After that conversation, Jen gave herself permission to get support and soon began sharing things with me during our sessions she’d never told anyone before. She called our sessions, “the place I’m free to be my messy ME.”

We laid out a plan to get her feeling more supported at work, crafted the exact language to use with her husband when she needed to share her truth and, over time, she even began to feel sexy again and embrace her body rather than endlessly berate it.

So often the weight of struggling in silence is more painful than the struggle itself. Tweet this.

My clients tell me every day that they feel lighter, better, more focused simply by sharing what’s real for them.

And the best part of feeling lighter is that we then have the true strength to move forward towards the authentic and expressed life we all seek to live.

So tell me, if you were to give yourself permission to receive support, would you be most comfortable with one-on-one or in a group?

To answer, simply click HERE.

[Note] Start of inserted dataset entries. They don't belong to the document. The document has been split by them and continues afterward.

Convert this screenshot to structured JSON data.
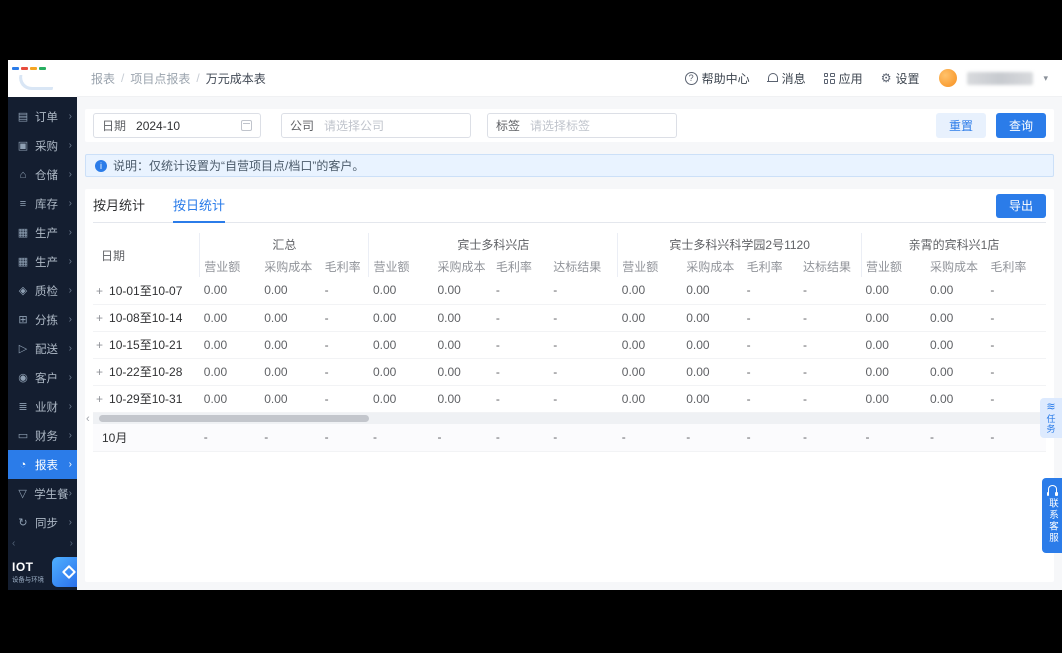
{
  "colors": {
    "accent": "#2b7ce9",
    "sidebar_bg": "#141e30",
    "notice_bg": "#e9f3ff"
  },
  "sidebar": {
    "items": [
      {
        "key": "orders",
        "label": "订单",
        "icon": "clipboard"
      },
      {
        "key": "purchasing",
        "label": "采购",
        "icon": "cart"
      },
      {
        "key": "warehousing",
        "label": "仓储",
        "icon": "warehouse"
      },
      {
        "key": "inventory",
        "label": "库存",
        "icon": "layers"
      },
      {
        "key": "production-1",
        "label": "生产",
        "icon": "factory"
      },
      {
        "key": "production-2",
        "label": "生产",
        "icon": "factory"
      },
      {
        "key": "quality",
        "label": "质检",
        "icon": "shield"
      },
      {
        "key": "sorting",
        "label": "分拣",
        "icon": "grid"
      },
      {
        "key": "delivery",
        "label": "配送",
        "icon": "truck"
      },
      {
        "key": "customers",
        "label": "客户",
        "icon": "users"
      },
      {
        "key": "biz-finance",
        "label": "业财",
        "icon": "document"
      },
      {
        "key": "finance",
        "label": "财务",
        "icon": "wallet"
      },
      {
        "key": "reports",
        "label": "报表",
        "icon": "chart",
        "active": true
      },
      {
        "key": "student-meals",
        "label": "学生餐",
        "icon": "meal"
      },
      {
        "key": "sync",
        "label": "同步",
        "icon": "sync"
      }
    ],
    "iot": {
      "title": "IOT",
      "subtitle": "设备与环境"
    }
  },
  "header": {
    "breadcrumb": [
      "报表",
      "项目点报表",
      "万元成本表"
    ],
    "help": "帮助中心",
    "messages": "消息",
    "apps": "应用",
    "settings": "设置"
  },
  "filters": {
    "date_label": "日期",
    "date_value": "2024-10",
    "company_label": "公司",
    "company_placeholder": "请选择公司",
    "tag_label": "标签",
    "tag_placeholder": "请选择标签",
    "reset_label": "重置",
    "query_label": "查询"
  },
  "notice_text": "说明：仅统计设置为“自营项目点/档口”的客户。",
  "tabs": [
    {
      "label": "按月统计",
      "active": false
    },
    {
      "label": "按日统计",
      "active": true
    }
  ],
  "export_label": "导出",
  "table": {
    "date_header": "日期",
    "groups": [
      {
        "name": "汇总",
        "cols": [
          "营业额",
          "采购成本",
          "毛利率"
        ]
      },
      {
        "name": "宾士多科兴店",
        "cols": [
          "营业额",
          "采购成本",
          "毛利率",
          "达标结果"
        ]
      },
      {
        "name": "宾士多科兴科学园2号1120",
        "cols": [
          "营业额",
          "采购成本",
          "毛利率",
          "达标结果"
        ]
      },
      {
        "name": "亲霄的宾科兴1店",
        "cols": [
          "营业额",
          "采购成本",
          "毛利率"
        ]
      }
    ],
    "rows": [
      {
        "date": "10-01至10-07",
        "values": [
          "0.00",
          "0.00",
          "-",
          "0.00",
          "0.00",
          "-",
          "-",
          "0.00",
          "0.00",
          "-",
          "-",
          "0.00",
          "0.00",
          "-"
        ]
      },
      {
        "date": "10-08至10-14",
        "values": [
          "0.00",
          "0.00",
          "-",
          "0.00",
          "0.00",
          "-",
          "-",
          "0.00",
          "0.00",
          "-",
          "-",
          "0.00",
          "0.00",
          "-"
        ]
      },
      {
        "date": "10-15至10-21",
        "values": [
          "0.00",
          "0.00",
          "-",
          "0.00",
          "0.00",
          "-",
          "-",
          "0.00",
          "0.00",
          "-",
          "-",
          "0.00",
          "0.00",
          "-"
        ]
      },
      {
        "date": "10-22至10-28",
        "values": [
          "0.00",
          "0.00",
          "-",
          "0.00",
          "0.00",
          "-",
          "-",
          "0.00",
          "0.00",
          "-",
          "-",
          "0.00",
          "0.00",
          "-"
        ]
      },
      {
        "date": "10-29至10-31",
        "values": [
          "0.00",
          "0.00",
          "-",
          "0.00",
          "0.00",
          "-",
          "-",
          "0.00",
          "0.00",
          "-",
          "-",
          "0.00",
          "0.00",
          "-"
        ]
      }
    ],
    "summary": {
      "date": "10月",
      "values": [
        "-",
        "-",
        "-",
        "-",
        "-",
        "-",
        "-",
        "-",
        "-",
        "-",
        "-",
        "-",
        "-",
        "-"
      ]
    }
  },
  "floating": {
    "task_label": "任务",
    "support_label": "联系客服"
  }
}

And if you’re over going it alone and want a safe place to share your struggles and receive specific insight on how to move through them, I have 2 open spots in my one-on-one practice.

Simply email me HERE and we’ll get you set up.

Lots of love,

JamieGreenwood

Sure thing, regular exercise and medications are playing on the minds of young and old. Present the assortment you can buy in online drugstore is indeed immeasurable. Some pharmacists offer to patients Viagra. Below are the elementary tips about "how viagra works". Where you can get correct information about "how long does viagra last"? The recomendation is unsophisticated, but it can make all the difference if you need data about "whats viagra". Though the erectile dysfunction itself isn't necessarily earnest, such disease is often one of the earliest warning signs of other underlying soundness conditions that can be quite severe. However, only your physician can determine if Viagra or other remedy is good for you. The soundness care vocational needs to determine which dosage is most assign. In cases of overdose, standard supportive measures should be adopted as required.

Generaljamie